▸ ABOUT THIS TASK
Word for word, write out the entries that follow, omitting all pictures.
....
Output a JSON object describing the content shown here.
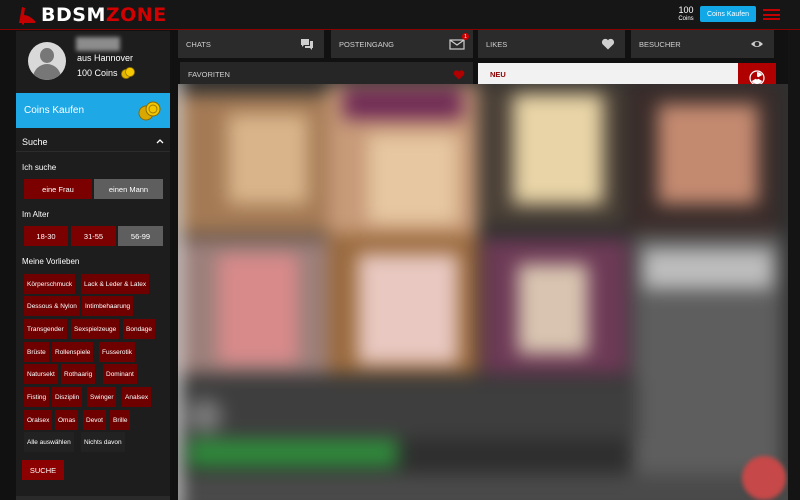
{
  "header": {
    "logo_part1": "BDSM",
    "logo_part2": "ZONE",
    "coins_count": "100",
    "coins_label": "Coins",
    "buy_button": "Coins Kaufen"
  },
  "sidebar": {
    "profile": {
      "location": "aus Hannover",
      "coins": "100 Coins"
    },
    "buy_coins_label": "Coins Kaufen",
    "search": {
      "title": "Suche",
      "seeking_label": "Ich suche",
      "seeking_options": [
        "eine Frau",
        "einen Mann"
      ],
      "age_label": "Im Alter",
      "age_options": [
        "18-30",
        "31-55",
        "56-99"
      ],
      "prefs_label": "Meine Vorlieben",
      "tags": [
        "Körperschmuck",
        "Lack & Leder & Latex",
        "Dessous & Nylon",
        "Intimbehaarung",
        "Transgender",
        "Sexspielzeuge",
        "Bondage",
        "Brüste",
        "Rollenspiele",
        "Fusserotik",
        "Natursekt",
        "Rothaarig",
        "Dominant",
        "Fisting",
        "Disziplin",
        "Swinger",
        "Analsex",
        "Oralsex",
        "Omas",
        "Devot",
        "Brille",
        "Alle auswählen",
        "Nichts davon"
      ],
      "search_button": "SUCHE"
    }
  },
  "nav": {
    "tabs": [
      {
        "label": "CHATS",
        "icon": "chat-icon"
      },
      {
        "label": "POSTEINGANG",
        "icon": "mail-icon",
        "badge": "1"
      },
      {
        "label": "LIKES",
        "icon": "heart-icon"
      },
      {
        "label": "BESUCHER",
        "icon": "eye-icon"
      }
    ]
  },
  "favorites_label": "FAVORITEN",
  "new_label": "NEU",
  "colors": {
    "brand_red": "#d20000",
    "dark_red": "#7b0000",
    "accent_blue": "#1fa8e6"
  }
}
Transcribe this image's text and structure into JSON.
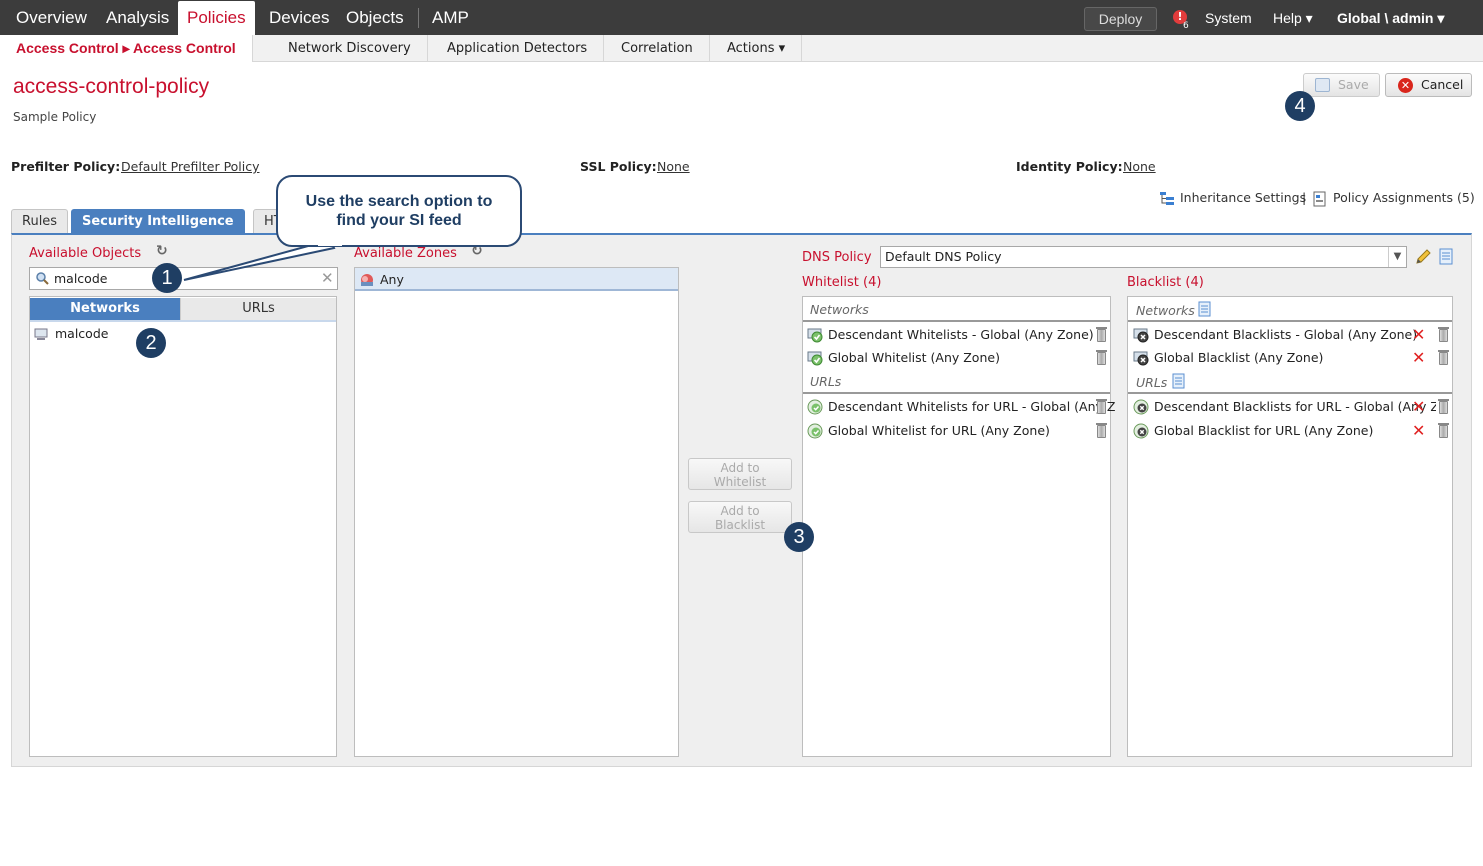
{
  "topnav": {
    "items": [
      "Overview",
      "Analysis",
      "Policies",
      "Devices",
      "Objects",
      "AMP"
    ],
    "deploy": "Deploy",
    "alert_icon": "!",
    "alert_count": "6",
    "system": "System",
    "help": "Help ▾",
    "user": "Global \\ admin ▾"
  },
  "subnav": {
    "active": "Access Control ▸ Access Control",
    "items": [
      "Network Discovery",
      "Application Detectors",
      "Correlation",
      "Actions ▾"
    ]
  },
  "page": {
    "title": "access-control-policy",
    "subtitle": "Sample Policy",
    "save": "Save",
    "cancel": "Cancel"
  },
  "policies": {
    "prefilter_label": "Prefilter Policy:",
    "prefilter_value": "Default Prefilter Policy",
    "ssl_label": "SSL Policy:",
    "ssl_value": "None",
    "identity_label": "Identity Policy:",
    "identity_value": "None"
  },
  "links": {
    "inheritance": "Inheritance Settings",
    "separator": "|",
    "assignments": "Policy Assignments (5)"
  },
  "tabs": [
    "Rules",
    "Security Intelligence",
    "HT"
  ],
  "available_objects": {
    "label": "Available Objects",
    "search_value": "malcode",
    "segments": [
      "Networks",
      "URLs"
    ],
    "items": [
      "malcode"
    ]
  },
  "available_zones": {
    "label": "Available Zones",
    "items": [
      "Any"
    ]
  },
  "add_buttons": {
    "whitelist": [
      "Add to",
      "Whitelist"
    ],
    "blacklist": [
      "Add to",
      "Blacklist"
    ]
  },
  "dns": {
    "label": "DNS Policy",
    "value": "Default DNS Policy"
  },
  "whitelist": {
    "title": "Whitelist (4)",
    "networks_header": "Networks",
    "networks": [
      "Descendant Whitelists - Global (Any Zone)",
      "Global Whitelist (Any Zone)"
    ],
    "urls_header": "URLs",
    "urls": [
      "Descendant Whitelists for URL - Global (Any Z",
      "Global Whitelist for URL (Any Zone)"
    ]
  },
  "blacklist": {
    "title": "Blacklist (4)",
    "networks_header": "Networks",
    "networks": [
      "Descendant Blacklists - Global (Any Zone)",
      "Global Blacklist (Any Zone)"
    ],
    "urls_header": "URLs",
    "urls": [
      "Descendant Blacklists for URL - Global (Any Zone",
      "Global Blacklist for URL (Any Zone)"
    ]
  },
  "annotations": {
    "callout": [
      "Use the search option to",
      "find your SI feed"
    ],
    "markers": [
      "1",
      "2",
      "3",
      "4"
    ]
  },
  "colors": {
    "accent_red": "#c8102e",
    "tab_blue": "#4a7fbf",
    "marker_navy": "#1f3e63",
    "topbar": "#3c3c3c"
  }
}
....
▸ WRITTEN ANSWER
Output a JSON object describing the content shown here.
{
  "header": {
    "logo_part1": "BDSM",
    "logo_part2": "ZONE",
    "coins_count": "100",
    "coins_label": "Coins",
    "buy_button": "Coins Kaufen"
  },
  "sidebar": {
    "profile": {
      "location": "aus Hannover",
      "coins": "100 Coins"
    },
    "buy_coins_label": "Coins Kaufen",
    "search": {
      "title": "Suche",
      "seeking_label": "Ich suche",
      "seeking_options": [
        "eine Frau",
        "einen Mann"
      ],
      "age_label": "Im Alter",
      "age_options": [
        "18-30",
        "31-55",
        "56-99"
      ],
      "prefs_label": "Meine Vorlieben",
      "tags": [
        "Körperschmuck",
        "Lack & Leder & Latex",
        "Dessous & Nylon",
        "Intimbehaarung",
        "Transgender",
        "Sexspielzeuge",
        "Bondage",
        "Brüste",
        "Rollenspiele",
        "Fusserotik",
        "Natursekt",
        "Rothaarig",
        "Dominant",
        "Fisting",
        "Disziplin",
        "Swinger",
        "Analsex",
        "Oralsex",
        "Omas",
        "Devot",
        "Brille",
        "Alle auswählen",
        "Nichts davon"
      ],
      "search_button": "SUCHE"
    }
  },
  "nav": {
    "tabs": [
      {
        "label": "CHATS",
        "icon": "chat-icon"
      },
      {
        "label": "POSTEINGANG",
        "icon": "mail-icon",
        "badge": "1"
      },
      {
        "label": "LIKES",
        "icon": "heart-icon"
      },
      {
        "label": "BESUCHER",
        "icon": "eye-icon"
      }
    ]
  },
  "favorites_label": "FAVORITEN",
  "new_label": "NEU",
  "colors": {
    "brand_red": "#d20000",
    "dark_red": "#7b0000",
    "accent_blue": "#1fa8e6"
  }
}
Transcribe this image's text and structure into JSON.
{
  "topnav": {
    "items": [
      "Overview",
      "Analysis",
      "Policies",
      "Devices",
      "Objects",
      "AMP"
    ],
    "deploy": "Deploy",
    "alert_icon": "!",
    "alert_count": "6",
    "system": "System",
    "help": "Help ▾",
    "user": "Global \\ admin ▾"
  },
  "subnav": {
    "active": "Access Control ▸ Access Control",
    "items": [
      "Network Discovery",
      "Application Detectors",
      "Correlation",
      "Actions ▾"
    ]
  },
  "page": {
    "title": "access-control-policy",
    "subtitle": "Sample Policy",
    "save": "Save",
    "cancel": "Cancel"
  },
  "policies": {
    "prefilter_label": "Prefilter Policy:",
    "prefilter_value": "Default Prefilter Policy",
    "ssl_label": "SSL Policy:",
    "ssl_value": "None",
    "identity_label": "Identity Policy:",
    "identity_value": "None"
  },
  "links": {
    "inheritance": "Inheritance Settings",
    "separator": "|",
    "assignments": "Policy Assignments (5)"
  },
  "tabs": [
    "Rules",
    "Security Intelligence",
    "HT"
  ],
  "available_objects": {
    "label": "Available Objects",
    "search_value": "malcode",
    "segments": [
      "Networks",
      "URLs"
    ],
    "items": [
      "malcode"
    ]
  },
  "available_zones": {
    "label": "Available Zones",
    "items": [
      "Any"
    ]
  },
  "add_buttons": {
    "whitelist": [
      "Add to",
      "Whitelist"
    ],
    "blacklist": [
      "Add to",
      "Blacklist"
    ]
  },
  "dns": {
    "label": "DNS Policy",
    "value": "Default DNS Policy"
  },
  "whitelist": {
    "title": "Whitelist (4)",
    "networks_header": "Networks",
    "networks": [
      "Descendant Whitelists - Global (Any Zone)",
      "Global Whitelist (Any Zone)"
    ],
    "urls_header": "URLs",
    "urls": [
      "Descendant Whitelists for URL - Global (Any Z",
      "Global Whitelist for URL (Any Zone)"
    ]
  },
  "blacklist": {
    "title": "Blacklist (4)",
    "networks_header": "Networks",
    "networks": [
      "Descendant Blacklists - Global (Any Zone)",
      "Global Blacklist (Any Zone)"
    ],
    "urls_header": "URLs",
    "urls": [
      "Descendant Blacklists for URL - Global (Any Zone",
      "Global Blacklist for URL (Any Zone)"
    ]
  },
  "annotations": {
    "callout": [
      "Use the search option to",
      "find your SI feed"
    ],
    "markers": [
      "1",
      "2",
      "3",
      "4"
    ]
  },
  "colors": {
    "accent_red": "#c8102e",
    "tab_blue": "#4a7fbf",
    "marker_navy": "#1f3e63",
    "topbar": "#3c3c3c"
  }
}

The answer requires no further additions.